The tax authorities challenged Gregory. She won her case in the Board of Tax Appeals, but Internal Revenue Commissioner Guy T. Helvering took the case to the Second Circuit.
That is how Judge Hand came to write his famous words about tax planning. But Hand also looked at the substance of what Gregory had done. She claimed to have reorganized United Mortgage’s business by placing part of its holdings in the new company, Averill. However, Averill never conducted any business; it simply received the Monitor Securities shares and then promptly liquidated itself, distributing the Monitor shares to its sole stockholder, Gregory. “To dodge the shareholders’ taxes is not one of the transactions contemplated as corporate ‘reorganizations,’” Hand observed.
The Supreme Court agreed. Its opinion was authored by Justice George Sutherland, a former Republican senator who emerged as one of the New Deal’s strongest judicial opponents in the 1930s. But he showed little appreciation for the creativity of Mrs. Gregory and her tax advisers.
“The whole undertaking, though conducted according to the terms of [the tax law], was in fact an elaborate and devious form of conveyance masquerading as a corporate reorganization, and nothing else,” Sutherland wrote. “The rule which excludes from consideration the motive of tax avoidance is not pertinent to the situation, because the transaction, upon its face, lies outside the plain intent of the statute. To hold otherwise would be to exalt artifice above reality and to deprive the statutory provision in question of all serious purpose.”
Sutherland wrote those words nearly 80 years ago, but we can plainly hear them echo in Levin’s complaint last week that Apple’s accountants and lawyers “created corporations that don’t exist anywhere for tax purposes. That is right at the epitome of creative tax gimmickry.”
This explains why Cook felt he had to appear before the panel and its TV cameras and endure the inevitable hectoring, though he proved masterful at charming the senators and deflecting many of their complaints. Cook argued that Apple’s international arrangements are legitimate business structures that serve corporate purposes besides merely avoiding taxes, an argument that strikes many observers as implausible. Yet it is an argument he must make, because the courts have left unclear, for the past 80 years, exactly how much credence they will give to taxpayer arrangements whose sole purpose is saving taxes.
Gregory followed the letter of the law and still lost her case, because judges concluded that her activities were not what the statute’s writers intended. Yet in many other cases, courts have accepted unanticipated outcomes that favor taxpayers. Congress is free to change any statute that it thinks is being abused. It often does. For example, we used to reduce gift and estate taxes using certain kinds of “freeze” techniques that are no longer available because lawmakers responded with new rules.

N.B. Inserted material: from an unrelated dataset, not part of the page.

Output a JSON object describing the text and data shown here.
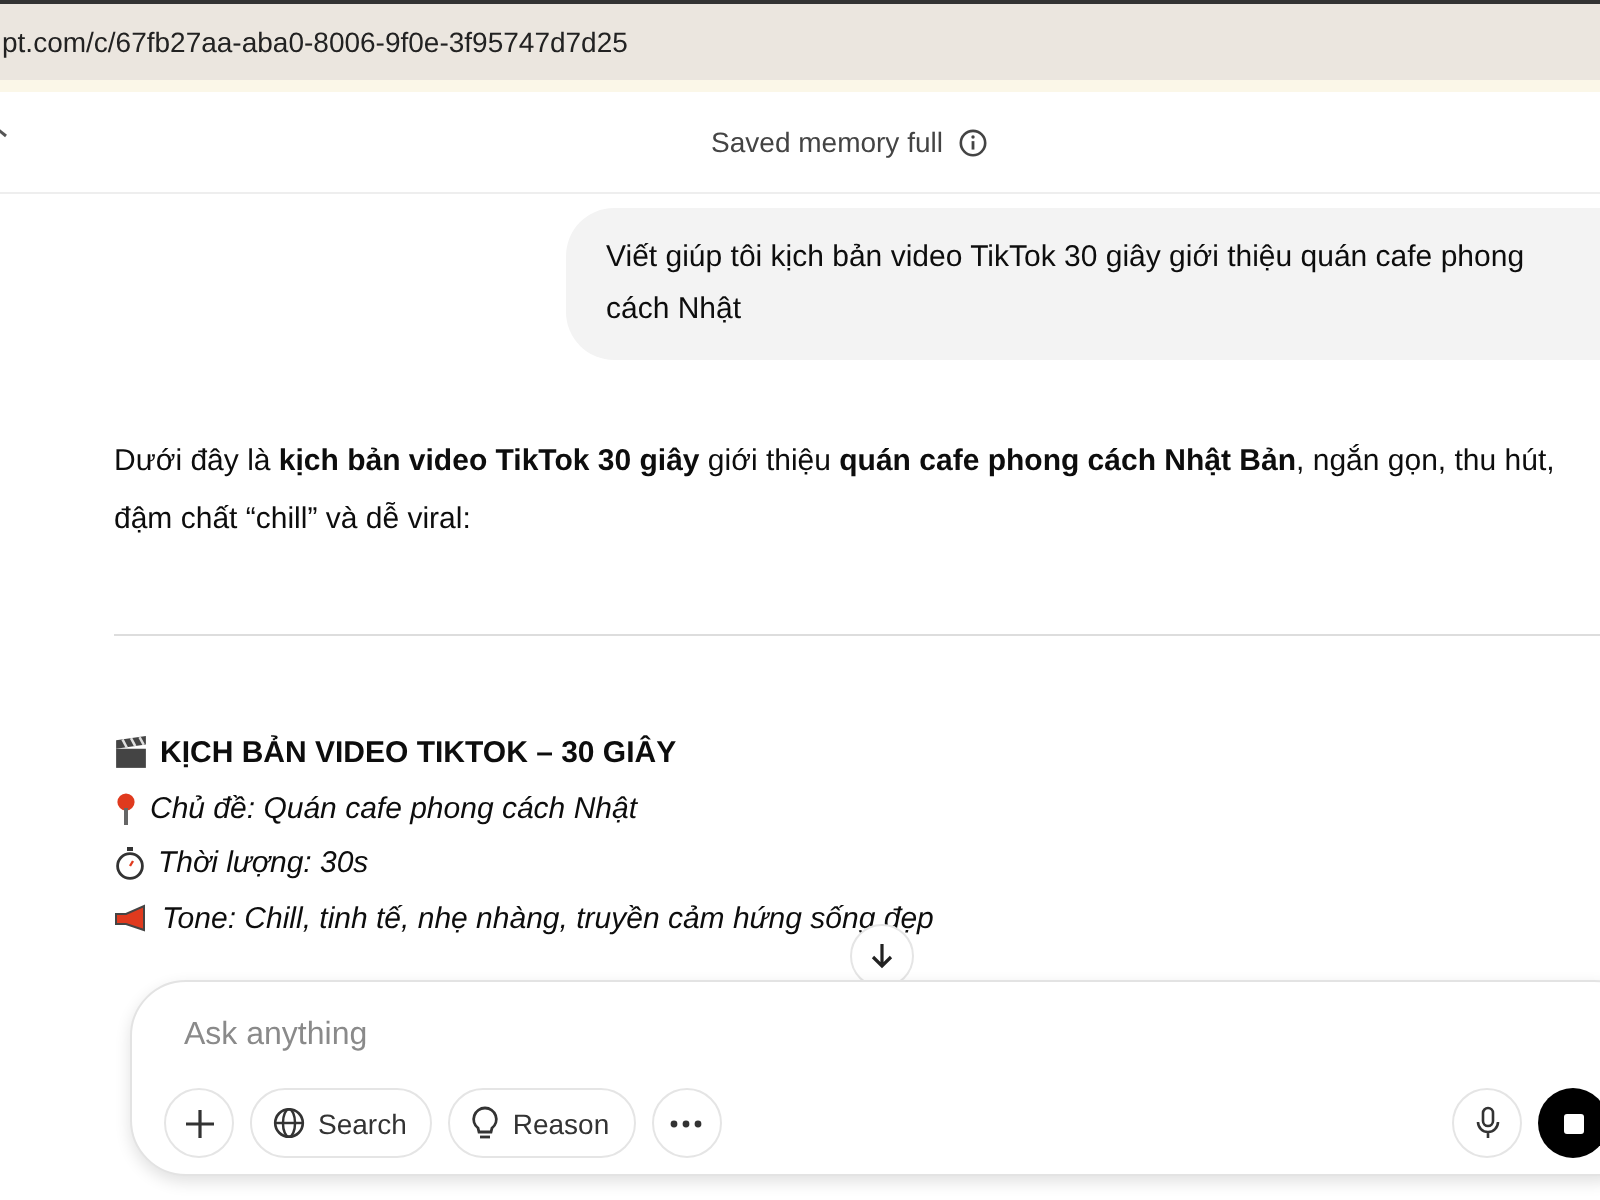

Even if you agree with Rand Paul that last week’s hearing was a “show trial,” staged for political purposes, and even if you think - as I do - that it is counterproductive to try to make global corporations (and their many foreign shareholders) pay American taxes on profits generated elsewhere, it is not intellectually honest to just dismiss Levin’s complaints. He is only the latest in a long line of people who have wondered how far a taxpayer is, or ought to be, allowed to go.